The SCE deal represents the first long term power purchase agreement to import wind energy from Mexico into the US. Since the wind plant is located outside the US, the project is not eligible for wind's federal production tax credit (PTC), which can be worth as much as one-third of the investment sum. Instead, the project benefits from a one-year tax depreciation law in Mexico that Cannon's managing director Gary Hardke says is worth less than the PTC but enough that it makes the deal worthwhile.
Like the PTC in the US, the tax depreciation requires the owner of the wind plant to have significant taxable income in Mexico, which Sempra has through its formidable natural gas power plant fleet in Mexico. Hardke describes Sempra as having "one of the largest presences in Mexico of any foreign corporation."
Sempra Generation's president, Michael Allman, says Sempra will be able to take the tax deduction on most of the capital expenditures on the project within the first year of operation. Another benefit to Mexico's tax measure is that, unlike the PTC in the US, the law does not have a sunset date requiring lawmaker action to extend it into the future. It is a stable policy for this project, further expansions, and other projects in Mexico.
Allman says he "hopes" Sempra will go beyond the purchase of La Rumorosa and further into the wind market. He adds that the La Rumorosa site has potential for as much as 1000 MW of wind and Sempra will pursue further contracts with California utilities for wind up to that level. Hardke says interconnection studies are underway to verify there is adequate room on the nearby transmission line for the initial 250 MW project with no wire upgrade. Both Sempra and Cannon are optimistic about making an additional 750 MW a reality. To achieve that, Cannon plans on building a 230 to 500 kV substation on the Mexico side to carry up to 1100 MW.
Beyond a potential expansion at La Rumorosa, Allman says: "We are looking for other opportunities generally in our region -- let's call it the Western, Pacific Southwest, Northern Mexico region. We may consider some projects depending on a number of things...it wouldn't surprise me at all if in couple years we have additional projects in the wings."
Sempra's tax burden in Mexico may play a strong role in the company's initial push into wind, but its larger interest is driven by California's renewables portfolio standard (RPS), which legislates for a minimum of 20% renewables in the supply portfolio by 2010. "[Sempra] has gotten the message loud and clear from California regulators -- both the RPS side and on the greenhouse gas side -- that the regulators are serious about seeing a high level of renewables in California," says Cannon's Hardke.
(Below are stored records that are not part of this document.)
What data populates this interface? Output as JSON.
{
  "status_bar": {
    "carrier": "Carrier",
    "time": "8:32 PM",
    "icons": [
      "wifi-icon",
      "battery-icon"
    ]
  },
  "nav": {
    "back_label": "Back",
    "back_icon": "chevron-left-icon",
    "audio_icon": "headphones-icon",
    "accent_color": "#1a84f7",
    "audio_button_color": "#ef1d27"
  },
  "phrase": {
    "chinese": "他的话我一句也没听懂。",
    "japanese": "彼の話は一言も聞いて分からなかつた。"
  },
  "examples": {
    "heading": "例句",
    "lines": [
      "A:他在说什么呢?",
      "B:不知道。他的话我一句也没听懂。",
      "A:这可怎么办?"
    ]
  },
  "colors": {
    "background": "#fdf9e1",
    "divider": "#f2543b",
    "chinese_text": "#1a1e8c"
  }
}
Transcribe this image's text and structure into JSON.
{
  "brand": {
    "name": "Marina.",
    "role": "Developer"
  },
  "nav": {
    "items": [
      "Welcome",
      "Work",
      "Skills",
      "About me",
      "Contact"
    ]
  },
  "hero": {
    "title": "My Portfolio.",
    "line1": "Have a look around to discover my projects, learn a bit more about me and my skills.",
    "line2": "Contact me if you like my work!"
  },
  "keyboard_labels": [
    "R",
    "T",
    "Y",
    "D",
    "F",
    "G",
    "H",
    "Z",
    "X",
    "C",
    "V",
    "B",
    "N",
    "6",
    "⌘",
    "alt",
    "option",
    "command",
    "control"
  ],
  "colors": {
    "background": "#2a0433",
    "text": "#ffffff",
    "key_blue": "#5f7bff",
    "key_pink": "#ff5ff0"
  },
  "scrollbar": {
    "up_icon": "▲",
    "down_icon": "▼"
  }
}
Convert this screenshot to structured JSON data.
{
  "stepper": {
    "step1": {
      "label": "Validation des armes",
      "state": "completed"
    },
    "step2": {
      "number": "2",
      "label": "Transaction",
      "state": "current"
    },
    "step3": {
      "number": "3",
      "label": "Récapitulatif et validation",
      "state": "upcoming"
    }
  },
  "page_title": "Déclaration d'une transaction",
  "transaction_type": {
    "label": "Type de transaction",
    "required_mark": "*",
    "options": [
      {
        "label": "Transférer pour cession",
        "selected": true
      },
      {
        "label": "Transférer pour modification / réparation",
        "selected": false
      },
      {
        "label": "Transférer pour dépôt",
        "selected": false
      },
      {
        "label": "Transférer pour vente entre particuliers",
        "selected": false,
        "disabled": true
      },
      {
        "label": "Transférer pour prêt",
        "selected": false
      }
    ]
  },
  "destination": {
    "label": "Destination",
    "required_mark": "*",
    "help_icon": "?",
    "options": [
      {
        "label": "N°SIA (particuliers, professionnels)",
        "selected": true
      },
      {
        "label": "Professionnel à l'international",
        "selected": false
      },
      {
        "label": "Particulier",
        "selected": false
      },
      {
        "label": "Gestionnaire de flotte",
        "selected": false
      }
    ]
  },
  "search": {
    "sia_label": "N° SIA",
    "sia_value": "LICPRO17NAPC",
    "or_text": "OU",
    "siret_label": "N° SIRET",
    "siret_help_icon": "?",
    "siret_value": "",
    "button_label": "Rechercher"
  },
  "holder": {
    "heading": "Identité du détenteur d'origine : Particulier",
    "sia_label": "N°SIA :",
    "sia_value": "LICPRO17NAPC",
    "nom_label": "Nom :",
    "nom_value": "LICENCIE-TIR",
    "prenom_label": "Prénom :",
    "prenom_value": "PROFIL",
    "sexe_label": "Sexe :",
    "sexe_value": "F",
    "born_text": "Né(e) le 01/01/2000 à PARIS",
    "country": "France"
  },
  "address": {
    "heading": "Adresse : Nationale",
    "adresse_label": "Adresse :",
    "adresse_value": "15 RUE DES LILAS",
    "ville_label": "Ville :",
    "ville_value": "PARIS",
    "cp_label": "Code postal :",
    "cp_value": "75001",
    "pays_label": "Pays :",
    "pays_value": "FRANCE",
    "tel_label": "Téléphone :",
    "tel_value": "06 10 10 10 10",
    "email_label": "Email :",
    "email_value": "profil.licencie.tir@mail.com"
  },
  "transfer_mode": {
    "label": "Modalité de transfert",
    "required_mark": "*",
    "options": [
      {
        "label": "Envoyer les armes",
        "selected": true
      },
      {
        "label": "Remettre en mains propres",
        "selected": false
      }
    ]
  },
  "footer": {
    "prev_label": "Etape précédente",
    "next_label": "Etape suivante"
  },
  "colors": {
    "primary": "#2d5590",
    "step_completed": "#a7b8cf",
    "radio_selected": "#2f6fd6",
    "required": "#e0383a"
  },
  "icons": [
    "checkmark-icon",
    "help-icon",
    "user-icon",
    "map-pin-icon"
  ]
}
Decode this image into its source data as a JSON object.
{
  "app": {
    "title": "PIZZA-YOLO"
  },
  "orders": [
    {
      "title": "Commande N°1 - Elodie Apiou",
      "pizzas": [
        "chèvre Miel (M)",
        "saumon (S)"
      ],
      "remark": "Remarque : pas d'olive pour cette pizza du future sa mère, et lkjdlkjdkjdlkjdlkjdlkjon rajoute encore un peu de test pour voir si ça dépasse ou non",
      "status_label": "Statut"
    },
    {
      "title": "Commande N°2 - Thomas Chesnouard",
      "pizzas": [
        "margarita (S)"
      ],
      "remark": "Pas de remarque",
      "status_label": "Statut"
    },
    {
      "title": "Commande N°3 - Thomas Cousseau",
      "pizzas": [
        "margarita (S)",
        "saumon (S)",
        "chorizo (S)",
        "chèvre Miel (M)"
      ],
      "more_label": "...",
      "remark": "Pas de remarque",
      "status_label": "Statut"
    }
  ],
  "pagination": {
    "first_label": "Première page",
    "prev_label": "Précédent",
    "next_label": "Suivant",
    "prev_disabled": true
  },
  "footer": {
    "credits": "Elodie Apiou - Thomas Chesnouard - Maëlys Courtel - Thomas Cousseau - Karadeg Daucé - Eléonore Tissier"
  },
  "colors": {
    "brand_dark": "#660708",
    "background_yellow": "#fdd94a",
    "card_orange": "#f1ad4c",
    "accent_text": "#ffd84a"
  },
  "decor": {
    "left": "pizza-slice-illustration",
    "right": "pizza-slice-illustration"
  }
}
Matt Freedman with The Utility Reform Network (TURN), a lobby group, agrees. "Sempra is looking at the market and saying: well, the RPS is here to stay, demand is ramping up for renewables, and we've got a pretty reliable market to sell our power to. It's that kind of certainty that is providing the right climate for long term commitments from developers. That's a demonstration that the RPS program is working."
Freedman wonders what sort of corporate player Sempra will be in the wind market. "Sempra Generation has the contract with the California Department of Water Resources that has been maligned for being a complete rip-off. They have been one of the bad actors in the California energy crisis -- some of us will not forget that. That being said, we're not holding their wind projects against them. The more players in market from the sell side, the better -- we're always happy to see competition for wind power supply."